■ **BRIEF**
Scan the entries below and return each line that contains "title".

■ **DATA PROVIDED**
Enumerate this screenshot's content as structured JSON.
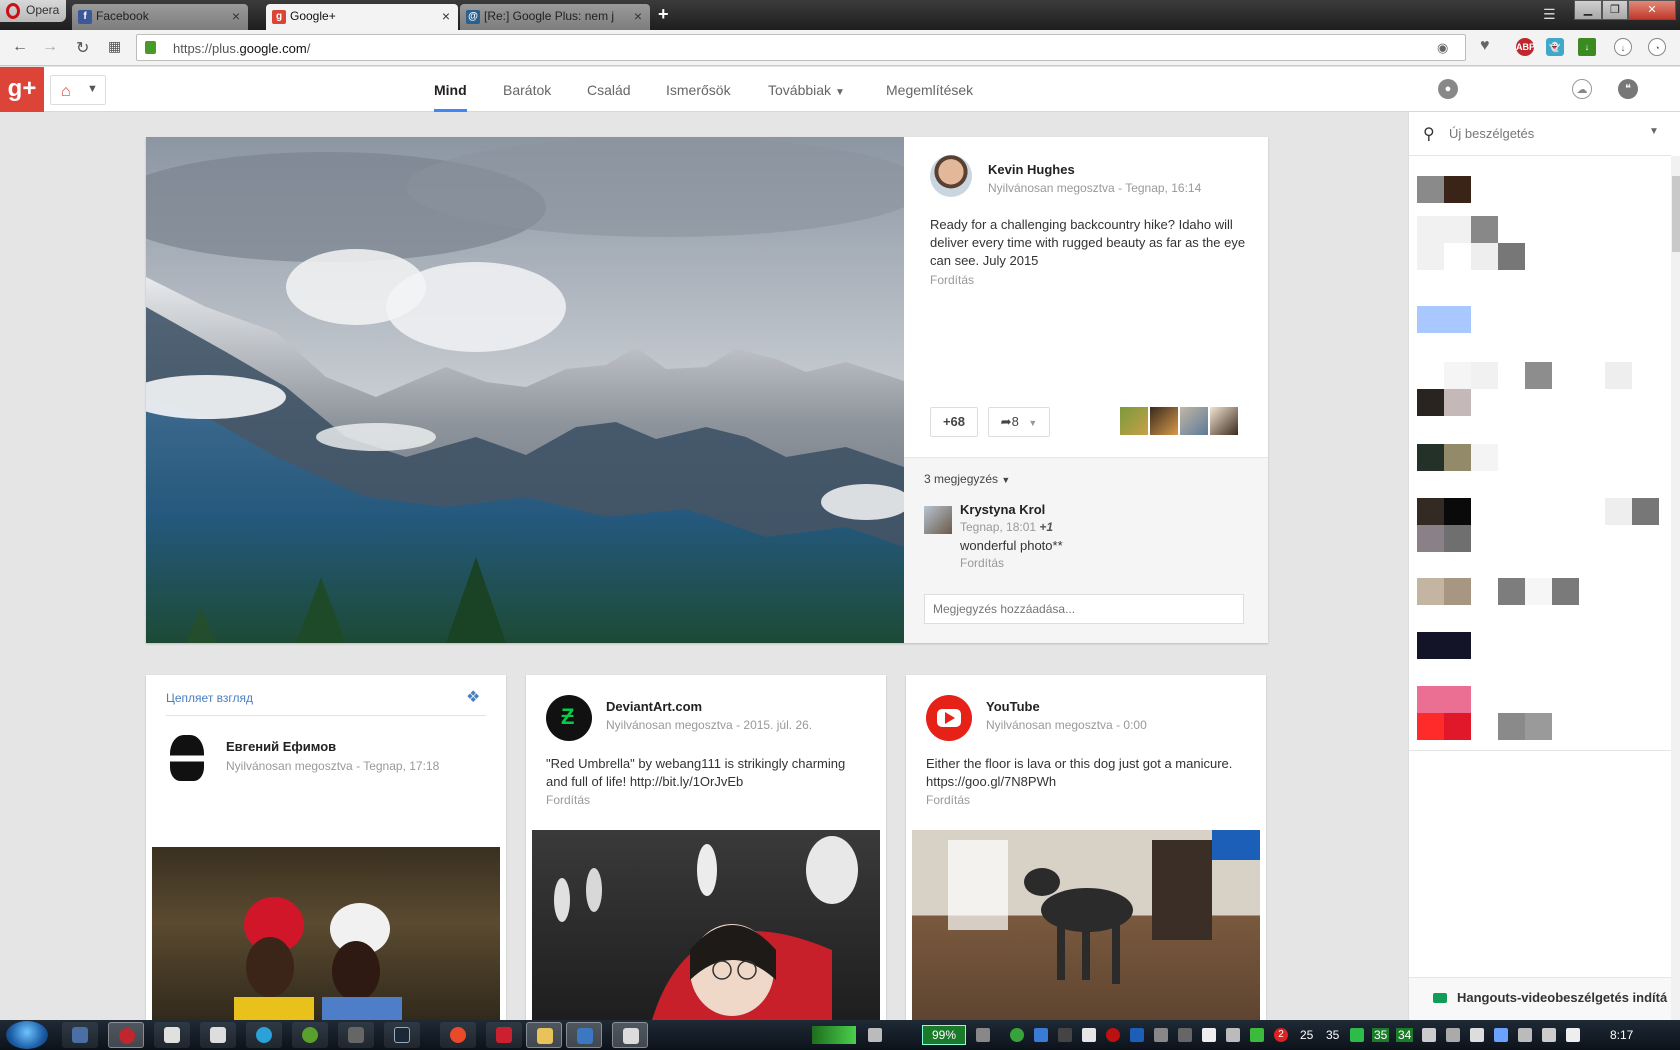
{
  "browser": {
    "menu_label": "Opera",
    "tabs": [
      {
        "title": "Facebook",
        "favicon": "facebook-icon",
        "active": false
      },
      {
        "title": "Google+",
        "favicon": "google-plus-icon",
        "active": true
      },
      {
        "title": "[Re:] Google Plus: nem jó",
        "favicon": "mail-icon",
        "active": false
      }
    ],
    "new_tab": "+",
    "url_host_prefix": "https://plus.",
    "url_host": "google.com",
    "url_path": "/"
  },
  "gplus": {
    "logo": "g+",
    "nav": [
      {
        "label": "Mind",
        "active": true
      },
      {
        "label": "Barátok",
        "active": false
      },
      {
        "label": "Család",
        "active": false
      },
      {
        "label": "Ismerősök",
        "active": false
      },
      {
        "label": "Továbbiak",
        "active": false
      },
      {
        "label": "Megemlítések",
        "active": false
      }
    ]
  },
  "featured_post": {
    "author": "Kevin Hughes",
    "visibility": "Nyilvánosan megosztva",
    "time": "Tegnap, 16:14",
    "text": "Ready for a challenging backcountry hike? Idaho will deliver every time with rugged beauty as far as the eye can see. July 2015",
    "translate": "Fordítás",
    "plus_count": "+68",
    "share_count": "8",
    "comments_toggle": "3 megjegyzés",
    "comment": {
      "author": "Krystyna Krol",
      "time": "Tegnap, 18:01",
      "plus": "+1",
      "text": "wonderful photo**",
      "translate": "Fordítás"
    },
    "comment_placeholder": "Megjegyzés hozzáadása..."
  },
  "cards": [
    {
      "header": "Цепляет взгляд",
      "author": "Евгений Ефимов",
      "visibility": "Nyilvánosan megosztva",
      "time": "Tegnap, 17:18"
    },
    {
      "author": "DeviantArt.com",
      "visibility": "Nyilvánosan megosztva",
      "time": "2015. júl. 26.",
      "text": "\"Red Umbrella\" by webang111 is strikingly charming and full of life! http://bit.ly/1OrJvEb",
      "translate": "Fordítás"
    },
    {
      "author": "YouTube",
      "visibility": "Nyilvánosan megosztva",
      "time": "0:00",
      "text": "Either the floor is lava or this dog just got a manicure. https://goo.gl/7N8PWh",
      "translate": "Fordítás"
    }
  ],
  "hangouts": {
    "search_placeholder": "Új beszélgetés",
    "footer": "Hangouts-videobeszélgetés indítá"
  },
  "taskbar": {
    "battery": "99%",
    "tray_numbers": [
      "2",
      "25",
      "35",
      "35",
      "34"
    ],
    "clock": "8:17"
  },
  "colors": {
    "gplus_red": "#db4437",
    "active_tab_underline": "#4285f4",
    "deviantart_green": "#05cc47",
    "youtube_red": "#e62117"
  }
}
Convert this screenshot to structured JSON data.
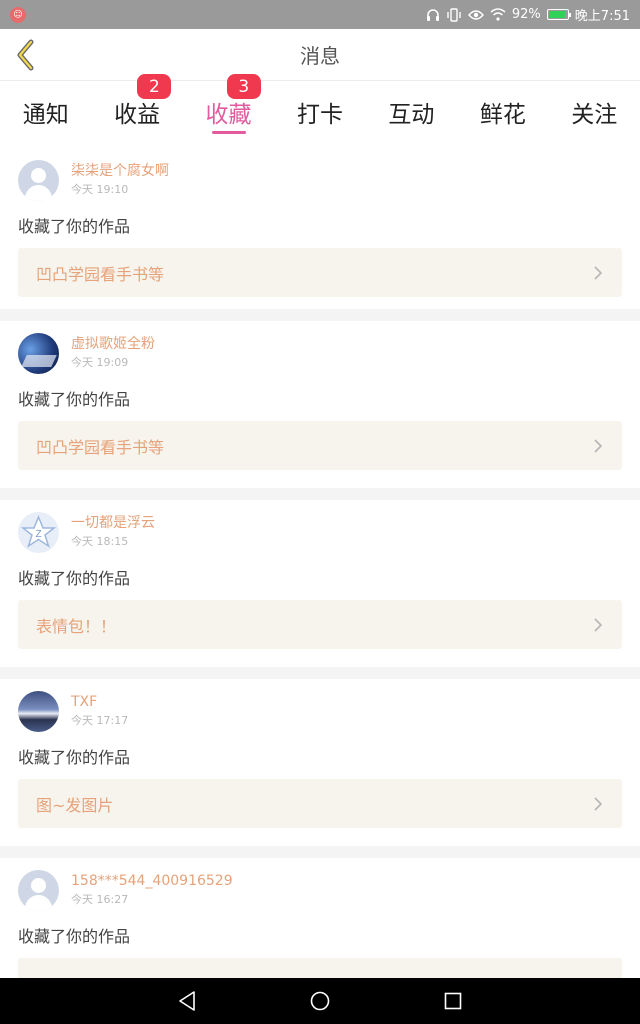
{
  "status_bar": {
    "battery_percent": "92%",
    "time": "晚上7:51"
  },
  "header": {
    "title": "消息"
  },
  "tabs": [
    {
      "label": "通知",
      "badge": ""
    },
    {
      "label": "收益",
      "badge": "2"
    },
    {
      "label": "收藏",
      "badge": "3",
      "active": true
    },
    {
      "label": "打卡",
      "badge": ""
    },
    {
      "label": "互动",
      "badge": ""
    },
    {
      "label": "鲜花",
      "badge": ""
    },
    {
      "label": "关注",
      "badge": ""
    }
  ],
  "items": [
    {
      "user": "柒柒是个腐女啊",
      "time": "今天 19:10",
      "action": "收藏了你的作品",
      "work": "凹凸学园看手书等"
    },
    {
      "user": "虚拟歌姬全粉",
      "time": "今天 19:09",
      "action": "收藏了你的作品",
      "work": "凹凸学园看手书等"
    },
    {
      "user": "一切都是浮云",
      "time": "今天 18:15",
      "action": "收藏了你的作品",
      "work": "表情包！！"
    },
    {
      "user": "TXF",
      "time": "今天 17:17",
      "action": "收藏了你的作品",
      "work": "图~发图片"
    },
    {
      "user": "158***544_400916529",
      "time": "今天 16:27",
      "action": "收藏了你的作品",
      "work": ""
    }
  ],
  "colors": {
    "accent": "#e25b9f",
    "badge": "#f0394f",
    "username": "#e6a27a"
  }
}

■ **ANSWER FOR THE TASK**
        "title": "Facebook",
        "title": "Google+",
        "title": "[Re:] Google Plus: nem jó",
    "title": "消息"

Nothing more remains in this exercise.